Problem: Restate the whole of the data verbatim, omitting nothing.

The data:
▽

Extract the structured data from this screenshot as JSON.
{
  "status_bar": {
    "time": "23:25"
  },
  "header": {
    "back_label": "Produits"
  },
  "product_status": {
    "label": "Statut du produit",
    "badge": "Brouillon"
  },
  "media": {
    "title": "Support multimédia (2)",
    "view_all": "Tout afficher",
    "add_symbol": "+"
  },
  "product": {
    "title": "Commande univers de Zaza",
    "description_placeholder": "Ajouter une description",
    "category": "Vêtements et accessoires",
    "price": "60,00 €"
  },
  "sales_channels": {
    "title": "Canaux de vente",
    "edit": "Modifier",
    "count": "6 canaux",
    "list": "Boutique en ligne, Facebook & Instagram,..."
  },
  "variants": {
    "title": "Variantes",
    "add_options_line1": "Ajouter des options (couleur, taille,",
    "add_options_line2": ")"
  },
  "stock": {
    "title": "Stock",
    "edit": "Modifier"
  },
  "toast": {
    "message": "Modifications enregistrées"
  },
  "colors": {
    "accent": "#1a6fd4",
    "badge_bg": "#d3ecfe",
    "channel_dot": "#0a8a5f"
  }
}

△

Result of the exercise:
Extract the structured data from this screenshot as JSON.
{
  "status_bar": {
    "time": "23:25"
  },
  "header": {
    "back_label": "Produits"
  },
  "product_status": {
    "label": "Statut du produit",
    "badge": "Brouillon"
  },
  "media": {
    "title": "Support multimédia (2)",
    "view_all": "Tout afficher",
    "add_symbol": "+"
  },
  "product": {
    "title": "Commande univers de Zaza",
    "description_placeholder": "Ajouter une description",
    "category": "Vêtements et accessoires",
    "price": "60,00 €"
  },
  "sales_channels": {
    "title": "Canaux de vente",
    "edit": "Modifier",
    "count": "6 canaux",
    "list": "Boutique en ligne, Facebook & Instagram,..."
  },
  "variants": {
    "title": "Variantes",
    "add_options_line1": "Ajouter des options (couleur, taille,",
    "add_options_line2": ")"
  },
  "stock": {
    "title": "Stock",
    "edit": "Modifier"
  },
  "toast": {
    "message": "Modifications enregistrées"
  },
  "colors": {
    "accent": "#1a6fd4",
    "badge_bg": "#d3ecfe",
    "channel_dot": "#0a8a5f"
  }
}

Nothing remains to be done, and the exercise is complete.